» **ACTIVITY**
Identify and pull out each line of the entries in which "TILT" occurs.

Data items

####

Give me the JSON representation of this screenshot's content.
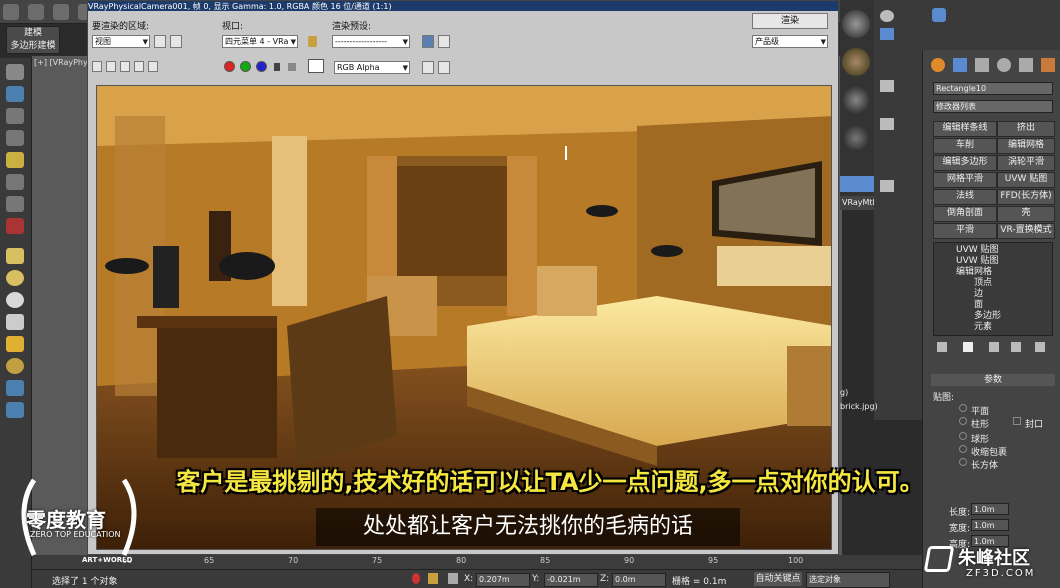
{
  "app": {
    "mode_tabs": [
      "建模",
      "多边形建模"
    ],
    "viewport_label": "[+] [VRayPhy"
  },
  "render_window": {
    "title": "VRayPhysicalCamera001, 帧 0, 显示 Gamma: 1.0, RGBA 颜色 16 位/通道 (1:1)",
    "area_label": "要渲染的区域:",
    "area_value": "视图",
    "viewport_label": "视口:",
    "viewport_value": "四元菜单 4 - VRa",
    "preset_label": "渲染预设:",
    "preset_value": "------------------",
    "render_button": "渲染",
    "quality_value": "产品级",
    "channel_value": "RGB Alpha"
  },
  "command_panel": {
    "object_name": "Rectangle10",
    "modifier_list": "修改器列表",
    "buttons": [
      "编辑样条线",
      "挤出",
      "车削",
      "编辑网格",
      "编辑多边形",
      "涡轮平滑",
      "网格平滑",
      "UVW 贴图",
      "法线",
      "FFD(长方体)",
      "倒角剖面",
      "壳",
      "平滑",
      "VR-置换模式"
    ],
    "stack": [
      "UVW 贴图",
      "UVW 贴图",
      "编辑网格",
      "顶点",
      "边",
      "面",
      "多边形",
      "元素"
    ],
    "material_label": "VRayMtl",
    "params_title": "参数",
    "mapping_label": "贴图:",
    "mapping_options": [
      "平面",
      "柱形",
      "球形",
      "收缩包裹",
      "长方体"
    ],
    "cap_label": "封口",
    "length_label": "长度:",
    "length_value": "1.0m",
    "width_label": "宽度:",
    "width_value": "1.0m",
    "height_label": "高度:",
    "height_value": "1.0m",
    "file_frag_1": "g)",
    "file_frag_2": "brick.jpg)"
  },
  "timeline": {
    "ticks": [
      "60",
      "65",
      "70",
      "75",
      "80",
      "85",
      "90",
      "95",
      "100"
    ]
  },
  "status": {
    "selected_text": "选择了 1 个对象",
    "x_label": "X:",
    "x_value": "0.207m",
    "y_label": "Y:",
    "y_value": "-0.021m",
    "z_label": "Z:",
    "z_value": "0.0m",
    "grid_text": "栅格 = 0.1m",
    "autokey": "自动关键点",
    "selected_obj": "选定对象"
  },
  "subtitles": {
    "yellow": "客户是最挑剔的,技术好的话可以让TA少一点问题,多一点对你的认可。",
    "white": "处处都让客户无法挑你的毛病的话"
  },
  "logos": {
    "left_brand": "零度教育",
    "left_sub": "ZERO TOP EDUCATION",
    "left_small": "ART+WORLD",
    "right_brand": "朱峰社区",
    "right_url": "ZF3D.COM"
  }
}
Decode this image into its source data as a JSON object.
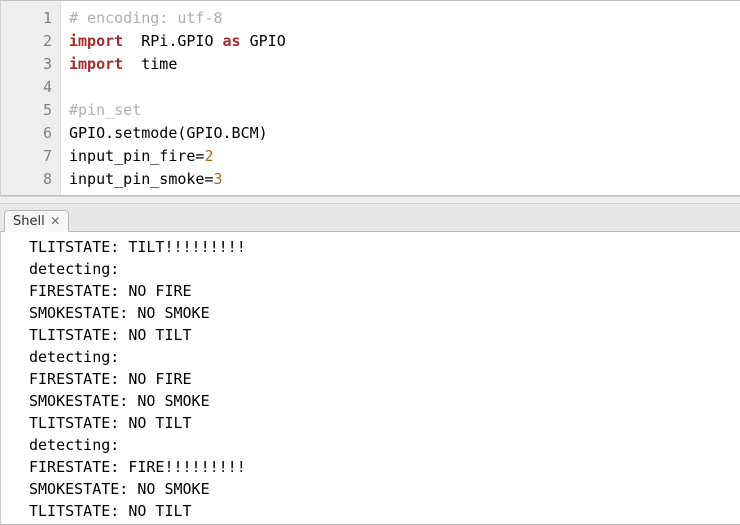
{
  "editor": {
    "gutter": [
      "1",
      "2",
      "3",
      "4",
      "5",
      "6",
      "7",
      "8"
    ],
    "lines": [
      [
        {
          "c": "tok-comment",
          "t": "# encoding: utf-8"
        }
      ],
      [
        {
          "c": "tok-keyword",
          "t": "import"
        },
        {
          "t": "  RPi.GPIO "
        },
        {
          "c": "tok-keyword",
          "t": "as"
        },
        {
          "t": " GPIO"
        }
      ],
      [
        {
          "c": "tok-keyword",
          "t": "import"
        },
        {
          "t": "  time"
        }
      ],
      [
        {
          "t": ""
        }
      ],
      [
        {
          "c": "tok-comment",
          "t": "#pin_set"
        }
      ],
      [
        {
          "t": "GPIO.setmode(GPIO.BCM)"
        }
      ],
      [
        {
          "t": "input_pin_fire="
        },
        {
          "c": "tok-number",
          "t": "2"
        }
      ],
      [
        {
          "t": "input_pin_smoke="
        },
        {
          "c": "tok-number",
          "t": "3"
        }
      ]
    ]
  },
  "tab": {
    "label": "Shell",
    "close_glyph": "✕"
  },
  "shell": {
    "lines": [
      "TLITSTATE: TILT!!!!!!!!!",
      "detecting:",
      "FIRESTATE: NO FIRE",
      "SMOKESTATE: NO SMOKE",
      "TLITSTATE: NO TILT",
      "detecting:",
      "FIRESTATE: NO FIRE",
      "SMOKESTATE: NO SMOKE",
      "TLITSTATE: NO TILT",
      "detecting:",
      "FIRESTATE: FIRE!!!!!!!!!",
      "SMOKESTATE: NO SMOKE",
      "TLITSTATE: NO TILT"
    ]
  }
}
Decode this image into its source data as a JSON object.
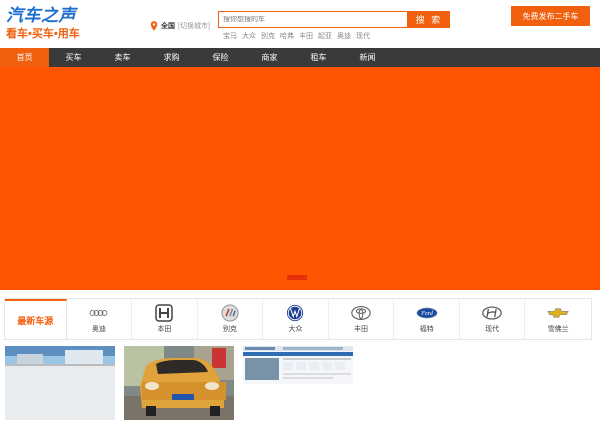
{
  "header": {
    "logo_main": "汽车之声",
    "logo_sub": "看车•买车•用车",
    "city": "全国",
    "switch_city": "[切换城市]",
    "search_placeholder": "搜你想搜的车",
    "search_button": "搜 索",
    "hot_words": [
      "宝马",
      "大众",
      "别克",
      "哈弗",
      "丰田",
      "起亚",
      "奥迪",
      "现代"
    ],
    "publish_button": "免费发布二手车"
  },
  "nav": {
    "items": [
      "首页",
      "买车",
      "卖车",
      "求购",
      "保险",
      "商家",
      "租车",
      "新闻"
    ],
    "active_index": 0
  },
  "banner": {
    "color": "#ff5400",
    "slide_count": 1,
    "active_slide": 0
  },
  "brands": {
    "tab_label": "最新车源",
    "items": [
      {
        "name": "奥迪",
        "icon": "audi-icon"
      },
      {
        "name": "本田",
        "icon": "honda-icon"
      },
      {
        "name": "别克",
        "icon": "buick-icon"
      },
      {
        "name": "大众",
        "icon": "volkswagen-icon"
      },
      {
        "name": "丰田",
        "icon": "toyota-icon"
      },
      {
        "name": "福特",
        "icon": "ford-icon"
      },
      {
        "name": "现代",
        "icon": "hyundai-icon"
      },
      {
        "name": "雪佛兰",
        "icon": "chevrolet-icon"
      }
    ]
  },
  "colors": {
    "accent": "#f0600f",
    "nav_bg": "#3a3a3a",
    "logo_blue": "#1f6fd0"
  }
}
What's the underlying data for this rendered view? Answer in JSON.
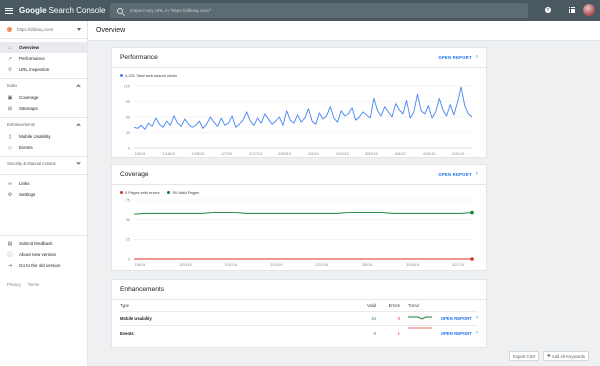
{
  "app": {
    "brand_g": "Google",
    "brand_text": "Search Console"
  },
  "search": {
    "placeholder": "Inspect any URL in \"https://dilinsq.com/\""
  },
  "header_icons": {
    "help": "?"
  },
  "property": {
    "url": "https://dilinsq.com/"
  },
  "sidebar": {
    "items": [
      {
        "label": "Overview",
        "icon": "home-icon"
      },
      {
        "label": "Performance",
        "icon": "trending-icon"
      },
      {
        "label": "URL inspection",
        "icon": "search-icon"
      }
    ],
    "index_section": "Index",
    "index_items": [
      {
        "label": "Coverage",
        "icon": "coverage-icon"
      },
      {
        "label": "Sitemaps",
        "icon": "sitemaps-icon"
      }
    ],
    "enh_section": "Enhancements",
    "enh_items": [
      {
        "label": "Mobile Usability",
        "icon": "phone-icon"
      },
      {
        "label": "Events",
        "icon": "events-icon"
      }
    ],
    "security_section": "Security & Manual Actions",
    "other_items": [
      {
        "label": "Links",
        "icon": "links-icon"
      },
      {
        "label": "Settings",
        "icon": "gear-icon"
      }
    ],
    "bottom_items": [
      {
        "label": "Submit feedback",
        "icon": "feedback-icon"
      },
      {
        "label": "About new version",
        "icon": "info-icon"
      },
      {
        "label": "Go to the old version",
        "icon": "exit-icon"
      }
    ],
    "footer": [
      "Privacy",
      "Terms"
    ]
  },
  "main": {
    "title": "Overview"
  },
  "performance": {
    "title": "Performance",
    "open": "OPEN REPORT",
    "legend": "4,231 Total web search clicks",
    "chart_data": {
      "type": "line",
      "series": [
        {
          "name": "4,231 Total web search clicks",
          "color": "#4285f4",
          "values": [
            40,
            38,
            44,
            36,
            48,
            42,
            58,
            46,
            40,
            52,
            44,
            62,
            48,
            42,
            56,
            46,
            40,
            44,
            52,
            38,
            46,
            60,
            50,
            42,
            58,
            44,
            48,
            62,
            40,
            46,
            54,
            70,
            52,
            44,
            58,
            48,
            66,
            56,
            46,
            52,
            60,
            44,
            72,
            54,
            48,
            64,
            50,
            58,
            76,
            52,
            46,
            68,
            56,
            62,
            80,
            58,
            50,
            72,
            62,
            66,
            78,
            54,
            60,
            70,
            64,
            58,
            96,
            72,
            62,
            80,
            70,
            60,
            86,
            74,
            66,
            92,
            58,
            70,
            104,
            72,
            66,
            82,
            58,
            70,
            96,
            74,
            62,
            84,
            64,
            88,
            118,
            82,
            66,
            60
          ]
        }
      ],
      "x_ticks": [
        "1/8/19",
        "1/18/19",
        "1/28/19",
        "2/7/19",
        "2/17/19",
        "2/28/19",
        "3/9/19",
        "3/19/19",
        "3/29/19",
        "4/8/19",
        "4/18/19",
        "4/31/19"
      ],
      "y_ticks": [
        "0",
        "30",
        "60",
        "90",
        "120"
      ],
      "ylim": [
        0,
        120
      ]
    }
  },
  "coverage": {
    "title": "Coverage",
    "open": "OPEN REPORT",
    "legend_errors": "0 Pages with errors",
    "legend_valid": "59 Valid Pages",
    "chart_data": {
      "type": "line",
      "series": [
        {
          "name": "59 Valid Pages",
          "color": "#188038",
          "values": [
            57,
            58,
            58,
            58,
            58,
            58,
            58,
            59,
            59,
            59,
            58,
            58,
            58,
            58,
            58,
            58,
            58,
            58,
            58,
            59,
            59,
            59,
            59,
            58,
            58,
            58,
            58,
            58,
            58,
            58,
            59
          ]
        },
        {
          "name": "0 Pages with errors",
          "color": "#d93025",
          "values": [
            0,
            0,
            0,
            0,
            0,
            0,
            0,
            0,
            0,
            0,
            0,
            0,
            0,
            0,
            0,
            0,
            0,
            0,
            0,
            0,
            0,
            0,
            0,
            0,
            0,
            0,
            0,
            0,
            0,
            0,
            0
          ]
        }
      ],
      "x_ticks": [
        "1/8/19",
        "1/20/19",
        "1/31/19",
        "2/11/19",
        "2/22/19",
        "3/5/19",
        "3/16/19",
        "3/27/19"
      ],
      "y_ticks": [
        "0",
        "25",
        "50",
        "75"
      ],
      "ylim": [
        0,
        75
      ]
    }
  },
  "enhancements": {
    "title": "Enhancements",
    "headers": {
      "type": "Type",
      "valid": "Valid",
      "errors": "Errors",
      "trend": "Trend"
    },
    "rows": [
      {
        "type": "Mobile Usability",
        "valid": "44",
        "errors": "0",
        "open": "OPEN REPORT"
      },
      {
        "type": "Events",
        "valid": "0",
        "errors": "1",
        "open": "OPEN REPORT"
      }
    ]
  },
  "actions": {
    "export": "Export CSV",
    "add_keywords": "Add All Keywords"
  }
}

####

» **EXERCISE SOLUTION**
      "TLITSTATE: TILT!!!!!!!!!",
      "TLITSTATE: NO TILT",
      "TLITSTATE: NO TILT",
      "TLITSTATE: NO TILT"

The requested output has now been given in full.